(Records shown Opens)
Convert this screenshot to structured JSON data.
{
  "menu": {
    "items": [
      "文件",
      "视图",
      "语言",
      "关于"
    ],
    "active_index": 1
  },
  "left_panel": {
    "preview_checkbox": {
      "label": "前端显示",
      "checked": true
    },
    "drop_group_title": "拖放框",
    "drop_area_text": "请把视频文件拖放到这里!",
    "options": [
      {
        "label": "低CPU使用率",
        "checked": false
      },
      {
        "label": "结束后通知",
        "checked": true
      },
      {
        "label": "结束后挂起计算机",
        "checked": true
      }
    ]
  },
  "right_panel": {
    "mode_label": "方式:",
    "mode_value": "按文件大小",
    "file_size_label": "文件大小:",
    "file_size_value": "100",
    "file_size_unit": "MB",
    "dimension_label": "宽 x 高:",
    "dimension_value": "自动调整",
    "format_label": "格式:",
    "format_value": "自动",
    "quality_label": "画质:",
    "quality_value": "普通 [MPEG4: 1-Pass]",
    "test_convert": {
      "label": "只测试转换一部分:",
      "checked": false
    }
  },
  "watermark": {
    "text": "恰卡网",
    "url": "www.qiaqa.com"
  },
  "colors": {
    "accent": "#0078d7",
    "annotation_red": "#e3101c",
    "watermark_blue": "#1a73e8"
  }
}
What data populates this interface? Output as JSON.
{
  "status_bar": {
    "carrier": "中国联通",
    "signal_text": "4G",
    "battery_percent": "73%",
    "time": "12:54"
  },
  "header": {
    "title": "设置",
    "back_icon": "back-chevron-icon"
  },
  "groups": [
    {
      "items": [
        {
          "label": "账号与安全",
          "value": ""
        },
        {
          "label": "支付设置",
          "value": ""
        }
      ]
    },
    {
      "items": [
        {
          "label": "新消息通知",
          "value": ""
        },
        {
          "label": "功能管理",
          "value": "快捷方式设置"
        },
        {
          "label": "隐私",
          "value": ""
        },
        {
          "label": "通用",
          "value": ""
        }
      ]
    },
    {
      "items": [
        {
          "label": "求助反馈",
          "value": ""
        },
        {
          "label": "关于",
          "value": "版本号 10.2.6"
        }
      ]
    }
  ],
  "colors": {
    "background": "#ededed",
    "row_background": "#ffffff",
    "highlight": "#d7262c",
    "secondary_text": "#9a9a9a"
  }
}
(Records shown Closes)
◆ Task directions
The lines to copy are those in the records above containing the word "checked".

◆ Written answer
      "checked": true
        "checked": false
        "checked": true
        "checked": true
      "checked": false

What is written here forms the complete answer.